Galileo once proposed that all objects under gravity, whether they’re really heavy or really light, will fall and accelerate downwards at the same rate. In a famous experiment, he supposedly dropped both from the Leaning Tower of Pisa and proved it.

Why is this true? For something with more mass, it does feel a stronger downward force from gravity.
BUT because of the mass, it’s harder for that thing to accelerate. (When you hear “accelerate,” think rate of falling).  So for something relatively heavy, the stronger pull of gravity and the toughness to accelerate it should perfectly balance each other out, causing things accelerate at the same rate. This fact is sometimes referred to as Newton’s 2nd Law.
The problem with this explanation is that it seems to defy what we see every day, right?
We dropped a penny and feather at the same time. You probably don’t need to do this experiment to guess what happens. The penny will hit the deck long before the feather.

It’s not that Galileo and Newton are wrong, it’s just that their model is simple; it doesn’t take the full picture into account. The secret here is that Newton’s 2nd Law only holds true if gravity is the ONLY force acting on the two objects. If objects fall through the air, then air resistance plays a part. And of course, some objects are more affected by air resistance, like feathers. To design a better experiment, we could try the same objects, but get rid of the air! We’ll use a vacuum chamber.

A vacuum chamber will suck out some air, creating less air resistance. The less air there is, the closer their rate of falling is!

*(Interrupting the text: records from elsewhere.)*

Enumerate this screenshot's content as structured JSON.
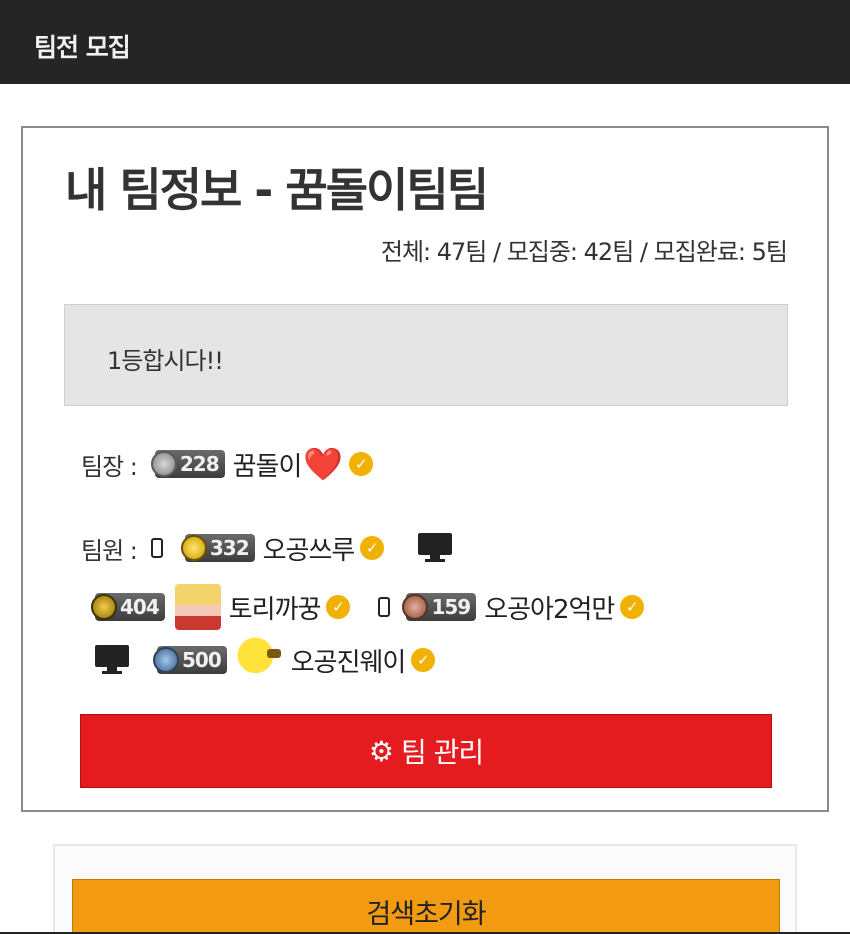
{
  "header": {
    "title": "팀전 모집"
  },
  "team": {
    "title": "내 팀정보 - 꿈돌이팀팀",
    "stats": "전체: 47팀 / 모집중: 42팀 / 모집완료: 5팀",
    "motto": "1등합시다!!",
    "leader_label": "팀장 :",
    "members_label": "팀원 :",
    "leader": {
      "level": "228",
      "name": "꿈돌이",
      "heart": "❤️",
      "verified": true
    },
    "members": [
      {
        "device": "mobile",
        "level": "332",
        "name": "오공쓰루",
        "verified": true
      },
      {
        "device": "pc",
        "level": "404",
        "name": "토리까꿍",
        "verified": true
      },
      {
        "device": "mobile",
        "level": "159",
        "name": "오공아2억만",
        "verified": true
      },
      {
        "device": "pc",
        "level": "500",
        "name": "오공진웨이",
        "verified": true
      }
    ],
    "manage_button": "팀 관리"
  },
  "search": {
    "reset_button": "검색초기화"
  },
  "icons": {
    "verified": "check-badge-icon",
    "mobile": "mobile-phone-icon",
    "pc": "desktop-monitor-icon",
    "gear": "gear-icon",
    "heart": "heart-icon"
  },
  "colors": {
    "topbar": "#252525",
    "manage": "#e41b1f",
    "reset": "#f29a12",
    "verified": "#f0b100"
  }
}
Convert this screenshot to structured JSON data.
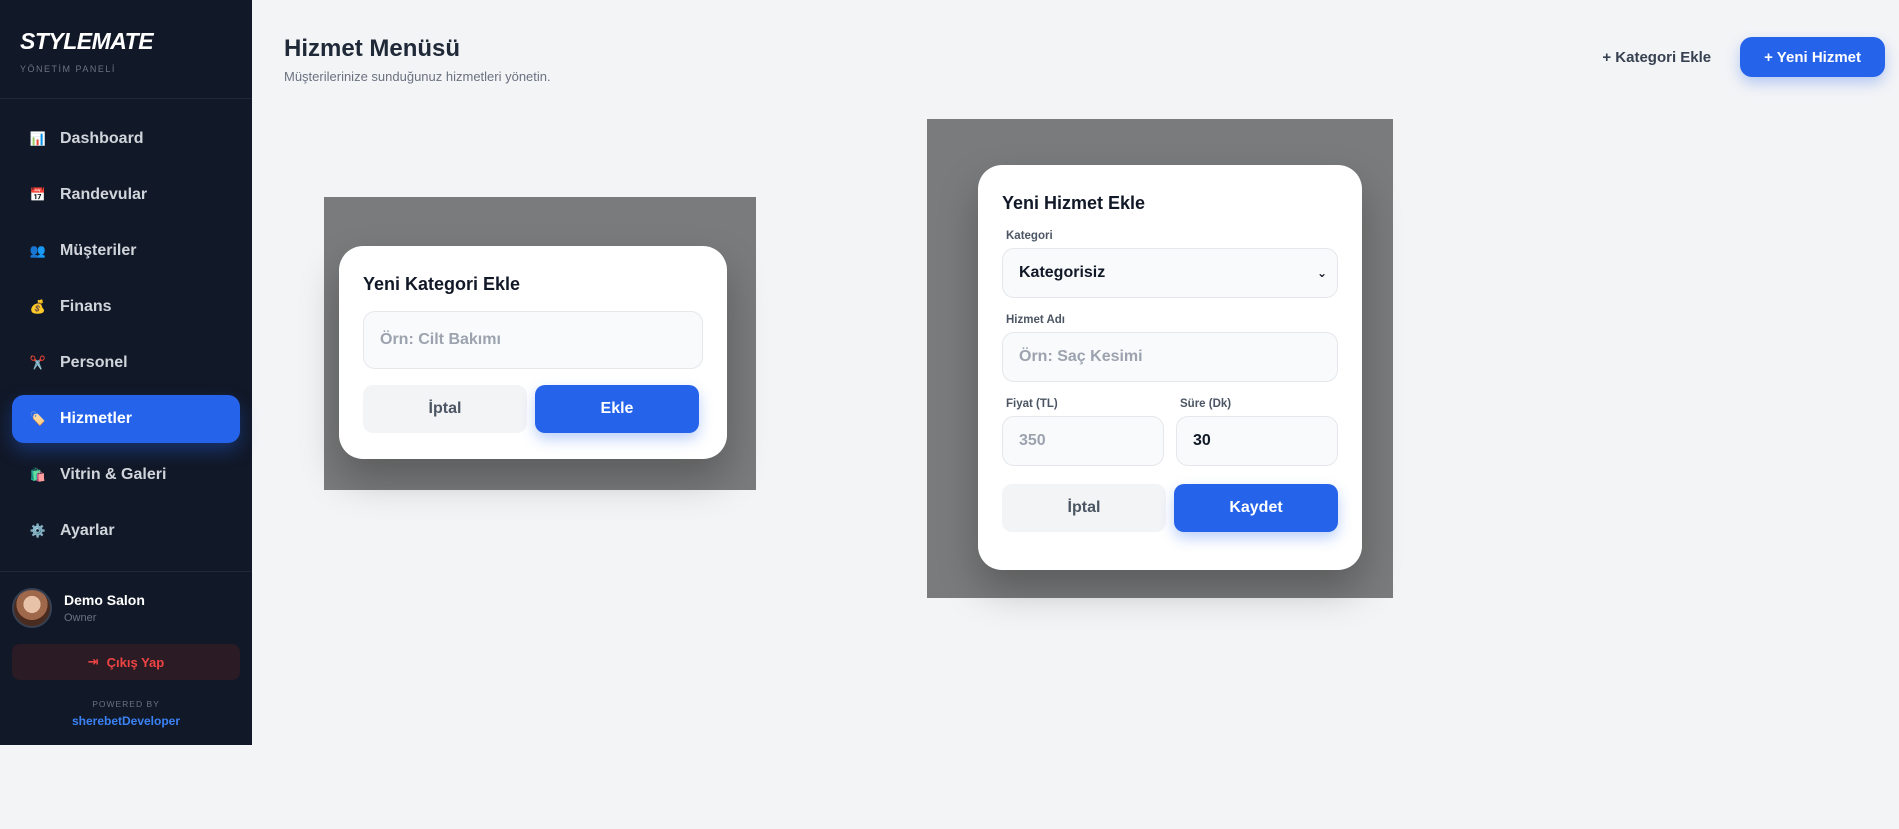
{
  "brand": {
    "title": "STYLEMATE",
    "subtitle": "YÖNETİM PANELİ"
  },
  "sidebar": {
    "items": [
      {
        "label": "Dashboard",
        "icon": "📊"
      },
      {
        "label": "Randevular",
        "icon": "📅"
      },
      {
        "label": "Müşteriler",
        "icon": "👥"
      },
      {
        "label": "Finans",
        "icon": "💰"
      },
      {
        "label": "Personel",
        "icon": "✂️"
      },
      {
        "label": "Hizmetler",
        "icon": "🏷️"
      },
      {
        "label": "Vitrin & Galeri",
        "icon": "🛍️"
      },
      {
        "label": "Ayarlar",
        "icon": "⚙️"
      }
    ],
    "active_index": 5
  },
  "profile": {
    "name": "Demo Salon",
    "role": "Owner"
  },
  "logout": {
    "label": "Çıkış Yap",
    "icon": "⇥"
  },
  "footer": {
    "powered": "POWERED BY",
    "developer": "sherebetDeveloper"
  },
  "header": {
    "title": "Hizmet Menüsü",
    "subtitle": "Müşterilerinize sunduğunuz hizmetleri yönetin.",
    "add_category": "+ Kategori Ekle",
    "new_service": "+ Yeni Hizmet"
  },
  "category_modal": {
    "title": "Yeni Kategori Ekle",
    "input_placeholder": "Örn: Cilt Bakımı",
    "cancel": "İptal",
    "submit": "Ekle"
  },
  "service_modal": {
    "title": "Yeni Hizmet Ekle",
    "category_label": "Kategori",
    "category_value": "Kategorisiz",
    "name_label": "Hizmet Adı",
    "name_placeholder": "Örn: Saç Kesimi",
    "price_label": "Fiyat (TL)",
    "price_placeholder": "350",
    "duration_label": "Süre (Dk)",
    "duration_value": "30",
    "cancel": "İptal",
    "submit": "Kaydet"
  },
  "colors": {
    "accent": "#2563eb",
    "sidebar_bg": "#111827",
    "danger": "#ef4444"
  }
}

If you had no air at all, if you could truly get gravity to be the sole factor, then you could call the object being in free-fall, and you would prove Newton’s 2nd law true. For this reason, the feather experiment was re-created on the Moon by astronaut David Scott using a feather and a hammer. It works because yes, our Moon has gravity (because it has mass) but it doesn’t really have air resistance, because there’s basically no atmosphere.